Appropriate album title is appropriate, because this album really is different class. By far and large the best album the Britpop era produced. How Blur and Oasis were seen as the big two, I'll never know because Different Class truly is the best Britpop album, I can't think of anything that comes close to this. Well, I know why they were seen as the big two because they were the most commercially successful, but Pulp were the best.
All Britpop is steeped in a certain degree of English culture, but nothing quite like this. This oozes Englishness from top to toe. Jarvis' sharp and witty lyrics about every day working class northern British life are brilliant, he gives the characters he speaks about a strong sense of identity and he paints a very vivid picture of these characters surroundings and mundane lives. From supermarkets, to discos, to bars, to bedrooms, to bedsits this album has it all. Because of how English it is, it's easily relatable.

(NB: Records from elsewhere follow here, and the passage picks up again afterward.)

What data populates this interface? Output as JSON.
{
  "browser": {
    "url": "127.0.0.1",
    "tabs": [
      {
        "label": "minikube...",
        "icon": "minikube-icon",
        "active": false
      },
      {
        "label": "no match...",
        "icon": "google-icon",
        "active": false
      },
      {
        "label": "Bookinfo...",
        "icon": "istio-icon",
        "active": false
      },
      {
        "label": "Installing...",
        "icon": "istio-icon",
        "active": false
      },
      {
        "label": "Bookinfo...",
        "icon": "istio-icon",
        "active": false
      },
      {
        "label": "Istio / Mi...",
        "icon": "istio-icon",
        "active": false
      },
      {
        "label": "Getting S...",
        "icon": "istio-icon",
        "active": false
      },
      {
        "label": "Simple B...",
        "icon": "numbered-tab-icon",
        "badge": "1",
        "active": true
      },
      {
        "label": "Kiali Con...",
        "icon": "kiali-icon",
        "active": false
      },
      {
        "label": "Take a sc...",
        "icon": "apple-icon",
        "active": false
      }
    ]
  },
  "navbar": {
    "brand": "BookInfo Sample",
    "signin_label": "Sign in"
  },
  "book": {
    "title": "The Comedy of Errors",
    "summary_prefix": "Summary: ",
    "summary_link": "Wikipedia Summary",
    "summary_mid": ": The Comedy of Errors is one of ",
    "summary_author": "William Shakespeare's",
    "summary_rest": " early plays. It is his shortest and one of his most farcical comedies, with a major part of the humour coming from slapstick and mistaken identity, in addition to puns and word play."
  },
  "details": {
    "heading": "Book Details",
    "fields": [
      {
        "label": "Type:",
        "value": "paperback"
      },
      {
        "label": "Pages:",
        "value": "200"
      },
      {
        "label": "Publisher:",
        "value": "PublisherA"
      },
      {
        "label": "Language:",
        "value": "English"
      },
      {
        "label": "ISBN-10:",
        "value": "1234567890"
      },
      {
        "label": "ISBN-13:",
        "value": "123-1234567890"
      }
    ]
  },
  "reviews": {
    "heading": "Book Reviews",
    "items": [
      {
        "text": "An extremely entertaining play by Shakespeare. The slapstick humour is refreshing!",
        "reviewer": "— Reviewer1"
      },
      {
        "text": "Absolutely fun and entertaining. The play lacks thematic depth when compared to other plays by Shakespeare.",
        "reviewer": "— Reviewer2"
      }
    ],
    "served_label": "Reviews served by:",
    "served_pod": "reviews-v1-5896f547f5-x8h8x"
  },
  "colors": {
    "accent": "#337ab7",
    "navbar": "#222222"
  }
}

I think it's a British thing but when you refer to something as different class, you're saying it's in a class of its own. Jarvis had a friend who used to use the phrase, and he liked the double meaning - as it alludes the British social class system. Pulp had a long career before Different Class they'd released 4 albums and had been together since 1978 - with their first album being released in 1983. Different Class was the album that propelled Pulp to the mainstream, and deservedly so because it's full of catchy and memorable songs. Even though there's so many classics, I think 'Common People' is one of THE decade defining songs. Jarvis Cocker really did have a nack for songwriting, the guitars and synthesizers were a match made in heaven and Pulp definitely had the best lyrics of any Britpop band - "My favourite parks are carparks, grass is something you smoke - birds are something you shag", "If fashion is your trade, then when you're naked I guess you must be unemployed", "If they knocked down this place, this place, it'd still look much better than you."
The lyrics are unbelievably witty and quotable, and the songwriting is fantastic. It's kind of seedy, sordid and voyeuristic yet strangely sexy and romantic.